■ **PROBLEM REQUIREMENTS**
Leave out each picture. Repeat everything else in the records exactly.

■ **PROVIDED RECORDS**
****

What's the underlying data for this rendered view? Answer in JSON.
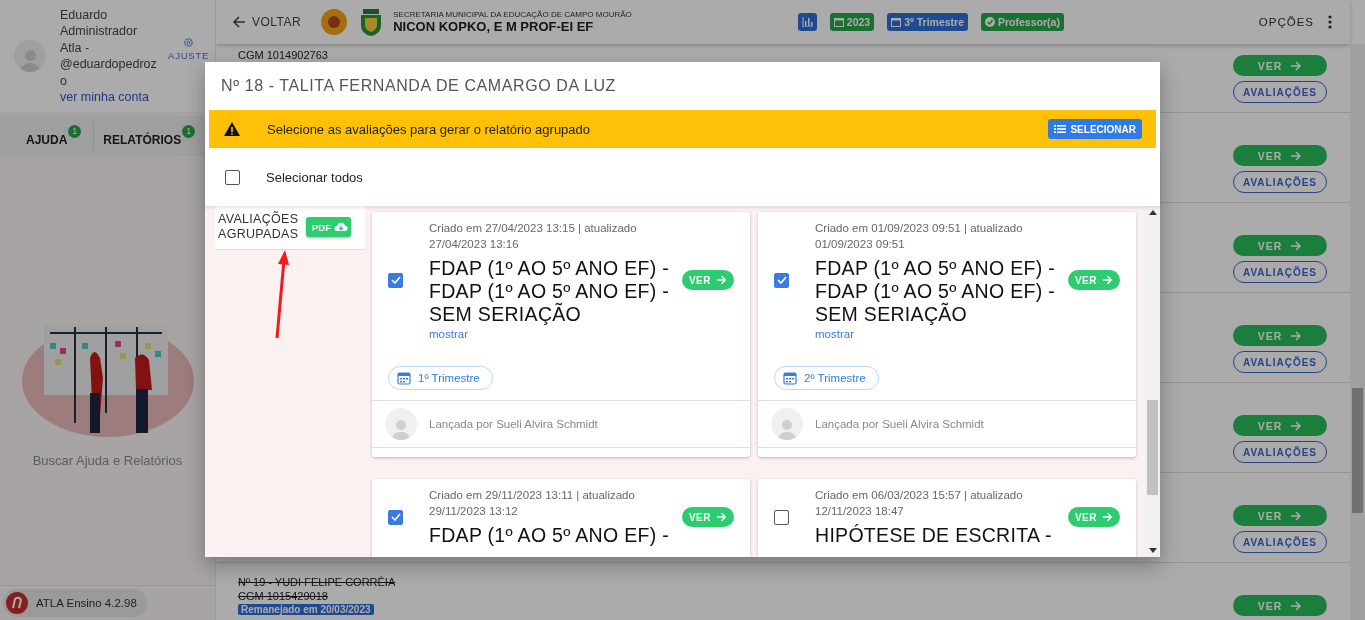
{
  "sidebar": {
    "user_name": "Eduardo Administrador Atla - @eduardopedrozo",
    "account_link": "ver minha conta",
    "settings": "AJUSTE",
    "tabs": [
      {
        "label": "AJUDA",
        "count": "1",
        "selected": false
      },
      {
        "label": "RELATÓRIOS",
        "count": "1",
        "selected": false
      }
    ],
    "help_caption": "Buscar Ajuda e Relatórios",
    "version": "ATLA Ensino 4.2.98"
  },
  "header": {
    "back": "VOLTAR",
    "subtitle": "SECRETARIA MUNICIPAL DA EDUCAÇÃO DE CAMPO MOURÃO",
    "school": "NICON KOPKO, E M PROF-EI EF",
    "chips": [
      {
        "kind": "chart"
      },
      {
        "kind": "year",
        "label": "2023"
      },
      {
        "kind": "term",
        "label": "3º Trimestre"
      },
      {
        "kind": "role",
        "label": "Professor(a)"
      }
    ],
    "options": "OPÇÕES"
  },
  "students": [
    {
      "lines": [
        {
          "kind": "cgm",
          "text": "CGM 1014902763",
          "struck": false
        }
      ],
      "view": "VER",
      "evaluations": "AVALIAÇÕES"
    },
    {
      "view": "VER",
      "evaluations": "AVALIAÇÕES"
    },
    {
      "view": "VER",
      "evaluations": "AVALIAÇÕES"
    },
    {
      "view": "VER",
      "evaluations": "AVALIAÇÕES"
    },
    {
      "view": "VER",
      "evaluations": "AVALIAÇÕES"
    },
    {
      "view": "VER",
      "evaluations": "AVALIAÇÕES"
    },
    {
      "lines": [
        {
          "kind": "name",
          "text": "Nº 19 - YUDI FELIPE CORRÊIA",
          "struck": true
        },
        {
          "kind": "cgm",
          "text": "CGM 1015429018",
          "struck": true
        },
        {
          "kind": "badge",
          "text": "Remanejado em 20/03/2023"
        }
      ],
      "view": "VER"
    }
  ],
  "modal": {
    "title": "Nº 18 - TALITA FERNANDA DE CAMARGO DA LUZ",
    "warning": {
      "text": "Selecione as avaliações para gerar o relatório agrupado",
      "button": "SELECIONAR"
    },
    "select_all": {
      "label": "Selecionar todos",
      "checked": false
    },
    "grouped": {
      "label": "AVALIAÇÕES AGRUPADAS",
      "button": "PDF"
    },
    "cards": [
      {
        "checked": true,
        "created": "Criado em 27/04/2023 13:15 | atualizado 27/04/2023 13:16",
        "title": "FDAP (1º AO 5º ANO EF) - FDAP (1º AO 5º ANO EF) - SEM SERIAÇÃO",
        "more": "mostrar",
        "view": "VER",
        "term": "1º Trimestre",
        "author": "Lançada por Sueli Alvira Schmidt"
      },
      {
        "checked": true,
        "created": "Criado em 01/09/2023 09:51 | atualizado 01/09/2023 09:51",
        "title": "FDAP (1º AO 5º ANO EF) - FDAP (1º AO 5º ANO EF) - SEM SERIAÇÃO",
        "more": "mostrar",
        "view": "VER",
        "term": "2º Trimestre",
        "author": "Lançada por Sueli Alvira Schmidt"
      },
      {
        "checked": true,
        "created": "Criado em 29/11/2023 13:11 | atualizado 29/11/2023 13:12",
        "title": "FDAP (1º AO 5º ANO EF) -",
        "view": "VER"
      },
      {
        "checked": false,
        "created": "Criado em 06/03/2023 15:57 | atualizado 12/11/2023 18:47",
        "title": "HIPÓTESE DE ESCRITA -",
        "view": "VER"
      }
    ]
  }
}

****

■ **WRITTEN REPLY**
What's the underlying data for this rendered view? Answer in JSON.
{
  "sidebar": {
    "user_name": "Eduardo Administrador Atla - @eduardopedrozo",
    "account_link": "ver minha conta",
    "settings": "AJUSTE",
    "tabs": [
      {
        "label": "AJUDA",
        "count": "1",
        "selected": false
      },
      {
        "label": "RELATÓRIOS",
        "count": "1",
        "selected": false
      }
    ],
    "help_caption": "Buscar Ajuda e Relatórios",
    "version": "ATLA Ensino 4.2.98"
  },
  "header": {
    "back": "VOLTAR",
    "subtitle": "SECRETARIA MUNICIPAL DA EDUCAÇÃO DE CAMPO MOURÃO",
    "school": "NICON KOPKO, E M PROF-EI EF",
    "chips": [
      {
        "kind": "chart"
      },
      {
        "kind": "year",
        "label": "2023"
      },
      {
        "kind": "term",
        "label": "3º Trimestre"
      },
      {
        "kind": "role",
        "label": "Professor(a)"
      }
    ],
    "options": "OPÇÕES"
  },
  "students": [
    {
      "lines": [
        {
          "kind": "cgm",
          "text": "CGM 1014902763",
          "struck": false
        }
      ],
      "view": "VER",
      "evaluations": "AVALIAÇÕES"
    },
    {
      "view": "VER",
      "evaluations": "AVALIAÇÕES"
    },
    {
      "view": "VER",
      "evaluations": "AVALIAÇÕES"
    },
    {
      "view": "VER",
      "evaluations": "AVALIAÇÕES"
    },
    {
      "view": "VER",
      "evaluations": "AVALIAÇÕES"
    },
    {
      "view": "VER",
      "evaluations": "AVALIAÇÕES"
    },
    {
      "lines": [
        {
          "kind": "name",
          "text": "Nº 19 - YUDI FELIPE CORRÊIA",
          "struck": true
        },
        {
          "kind": "cgm",
          "text": "CGM 1015429018",
          "struck": true
        },
        {
          "kind": "badge",
          "text": "Remanejado em 20/03/2023"
        }
      ],
      "view": "VER"
    }
  ],
  "modal": {
    "title": "Nº 18 - TALITA FERNANDA DE CAMARGO DA LUZ",
    "warning": {
      "text": "Selecione as avaliações para gerar o relatório agrupado",
      "button": "SELECIONAR"
    },
    "select_all": {
      "label": "Selecionar todos",
      "checked": false
    },
    "grouped": {
      "label": "AVALIAÇÕES AGRUPADAS",
      "button": "PDF"
    },
    "cards": [
      {
        "checked": true,
        "created": "Criado em 27/04/2023 13:15 | atualizado 27/04/2023 13:16",
        "title": "FDAP (1º AO 5º ANO EF) - FDAP (1º AO 5º ANO EF) - SEM SERIAÇÃO",
        "more": "mostrar",
        "view": "VER",
        "term": "1º Trimestre",
        "author": "Lançada por Sueli Alvira Schmidt"
      },
      {
        "checked": true,
        "created": "Criado em 01/09/2023 09:51 | atualizado 01/09/2023 09:51",
        "title": "FDAP (1º AO 5º ANO EF) - FDAP (1º AO 5º ANO EF) - SEM SERIAÇÃO",
        "more": "mostrar",
        "view": "VER",
        "term": "2º Trimestre",
        "author": "Lançada por Sueli Alvira Schmidt"
      },
      {
        "checked": true,
        "created": "Criado em 29/11/2023 13:11 | atualizado 29/11/2023 13:12",
        "title": "FDAP (1º AO 5º ANO EF) -",
        "view": "VER"
      },
      {
        "checked": false,
        "created": "Criado em 06/03/2023 15:57 | atualizado 12/11/2023 18:47",
        "title": "HIPÓTESE DE ESCRITA -",
        "view": "VER"
      }
    ]
  }
}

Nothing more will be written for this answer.